Reproduce the records below in their entirety, exactly as shown.

:: Exercise data ::
----------------------------------------

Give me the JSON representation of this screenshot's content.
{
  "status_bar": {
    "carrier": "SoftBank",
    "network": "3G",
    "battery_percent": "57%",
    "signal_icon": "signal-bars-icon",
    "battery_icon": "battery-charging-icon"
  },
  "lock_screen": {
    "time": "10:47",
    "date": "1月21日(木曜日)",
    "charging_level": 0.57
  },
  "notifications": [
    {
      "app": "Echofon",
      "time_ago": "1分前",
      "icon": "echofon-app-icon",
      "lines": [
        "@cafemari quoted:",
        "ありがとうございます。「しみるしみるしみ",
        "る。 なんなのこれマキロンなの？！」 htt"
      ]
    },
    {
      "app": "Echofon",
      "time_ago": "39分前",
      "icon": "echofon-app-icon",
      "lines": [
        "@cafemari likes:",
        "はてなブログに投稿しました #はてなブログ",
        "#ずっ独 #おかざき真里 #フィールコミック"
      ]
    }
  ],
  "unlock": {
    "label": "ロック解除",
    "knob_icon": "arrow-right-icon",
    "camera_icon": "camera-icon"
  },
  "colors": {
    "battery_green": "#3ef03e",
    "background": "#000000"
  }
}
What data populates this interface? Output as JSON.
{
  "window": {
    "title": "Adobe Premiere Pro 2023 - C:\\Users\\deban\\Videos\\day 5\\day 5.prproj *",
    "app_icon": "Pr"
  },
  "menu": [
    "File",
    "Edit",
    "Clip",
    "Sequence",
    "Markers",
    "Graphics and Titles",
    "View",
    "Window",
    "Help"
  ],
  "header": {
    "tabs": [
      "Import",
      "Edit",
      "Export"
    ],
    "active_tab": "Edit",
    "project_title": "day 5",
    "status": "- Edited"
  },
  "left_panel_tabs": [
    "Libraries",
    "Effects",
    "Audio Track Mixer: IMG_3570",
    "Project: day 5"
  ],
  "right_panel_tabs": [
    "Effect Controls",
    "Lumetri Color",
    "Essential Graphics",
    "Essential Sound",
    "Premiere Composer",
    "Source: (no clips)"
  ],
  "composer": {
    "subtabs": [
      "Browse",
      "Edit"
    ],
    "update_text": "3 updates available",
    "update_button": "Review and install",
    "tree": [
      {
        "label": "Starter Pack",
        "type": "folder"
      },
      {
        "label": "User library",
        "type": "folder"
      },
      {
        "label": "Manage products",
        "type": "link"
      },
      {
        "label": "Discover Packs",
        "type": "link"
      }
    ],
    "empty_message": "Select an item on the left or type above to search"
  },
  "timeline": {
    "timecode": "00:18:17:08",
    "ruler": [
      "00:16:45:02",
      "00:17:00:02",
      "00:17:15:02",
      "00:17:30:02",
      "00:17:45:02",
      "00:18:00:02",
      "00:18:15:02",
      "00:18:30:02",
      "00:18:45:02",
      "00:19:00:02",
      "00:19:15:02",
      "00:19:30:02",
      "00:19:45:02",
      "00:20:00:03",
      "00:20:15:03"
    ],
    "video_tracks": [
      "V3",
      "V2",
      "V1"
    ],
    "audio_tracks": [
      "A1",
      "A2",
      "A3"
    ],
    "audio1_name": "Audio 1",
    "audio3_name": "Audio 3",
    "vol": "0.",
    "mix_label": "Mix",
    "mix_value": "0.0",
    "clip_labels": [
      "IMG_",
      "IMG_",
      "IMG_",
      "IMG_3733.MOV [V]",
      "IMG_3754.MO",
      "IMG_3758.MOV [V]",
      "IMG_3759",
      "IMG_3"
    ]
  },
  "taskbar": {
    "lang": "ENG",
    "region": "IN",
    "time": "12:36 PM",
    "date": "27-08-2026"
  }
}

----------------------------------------

:: Task output ::
Give me the JSON representation of this screenshot's content.
{
  "status_bar": {
    "carrier": "SoftBank",
    "network": "3G",
    "battery_percent": "57%",
    "signal_icon": "signal-bars-icon",
    "battery_icon": "battery-charging-icon"
  },
  "lock_screen": {
    "time": "10:47",
    "date": "1月21日(木曜日)",
    "charging_level": 0.57
  },
  "notifications": [
    {
      "app": "Echofon",
      "time_ago": "1分前",
      "icon": "echofon-app-icon",
      "lines": [
        "@cafemari quoted:",
        "ありがとうございます。「しみるしみるしみ",
        "る。 なんなのこれマキロンなの？！」 htt"
      ]
    },
    {
      "app": "Echofon",
      "time_ago": "39分前",
      "icon": "echofon-app-icon",
      "lines": [
        "@cafemari likes:",
        "はてなブログに投稿しました #はてなブログ",
        "#ずっ独 #おかざき真里 #フィールコミック"
      ]
    }
  ],
  "unlock": {
    "label": "ロック解除",
    "knob_icon": "arrow-right-icon",
    "camera_icon": "camera-icon"
  },
  "colors": {
    "battery_green": "#3ef03e",
    "background": "#000000"
  }
}
What data populates this interface? Output as JSON.
{
  "window": {
    "title": "Adobe Premiere Pro 2023 - C:\\Users\\deban\\Videos\\day 5\\day 5.prproj *",
    "app_icon": "Pr"
  },
  "menu": [
    "File",
    "Edit",
    "Clip",
    "Sequence",
    "Markers",
    "Graphics and Titles",
    "View",
    "Window",
    "Help"
  ],
  "header": {
    "tabs": [
      "Import",
      "Edit",
      "Export"
    ],
    "active_tab": "Edit",
    "project_title": "day 5",
    "status": "- Edited"
  },
  "left_panel_tabs": [
    "Libraries",
    "Effects",
    "Audio Track Mixer: IMG_3570",
    "Project: day 5"
  ],
  "right_panel_tabs": [
    "Effect Controls",
    "Lumetri Color",
    "Essential Graphics",
    "Essential Sound",
    "Premiere Composer",
    "Source: (no clips)"
  ],
  "composer": {
    "subtabs": [
      "Browse",
      "Edit"
    ],
    "update_text": "3 updates available",
    "update_button": "Review and install",
    "tree": [
      {
        "label": "Starter Pack",
        "type": "folder"
      },
      {
        "label": "User library",
        "type": "folder"
      },
      {
        "label": "Manage products",
        "type": "link"
      },
      {
        "label": "Discover Packs",
        "type": "link"
      }
    ],
    "empty_message": "Select an item on the left or type above to search"
  },
  "timeline": {
    "timecode": "00:18:17:08",
    "ruler": [
      "00:16:45:02",
      "00:17:00:02",
      "00:17:15:02",
      "00:17:30:02",
      "00:17:45:02",
      "00:18:00:02",
      "00:18:15:02",
      "00:18:30:02",
      "00:18:45:02",
      "00:19:00:02",
      "00:19:15:02",
      "00:19:30:02",
      "00:19:45:02",
      "00:20:00:03",
      "00:20:15:03"
    ],
    "video_tracks": [
      "V3",
      "V2",
      "V1"
    ],
    "audio_tracks": [
      "A1",
      "A2",
      "A3"
    ],
    "audio1_name": "Audio 1",
    "audio3_name": "Audio 3",
    "vol": "0.",
    "mix_label": "Mix",
    "mix_value": "0.0",
    "clip_labels": [
      "IMG_",
      "IMG_",
      "IMG_",
      "IMG_3733.MOV [V]",
      "IMG_3754.MO",
      "IMG_3758.MOV [V]",
      "IMG_3759",
      "IMG_3"
    ]
  },
  "taskbar": {
    "lang": "ENG",
    "region": "IN",
    "time": "12:36 PM",
    "date": "27-08-2026"
  }
}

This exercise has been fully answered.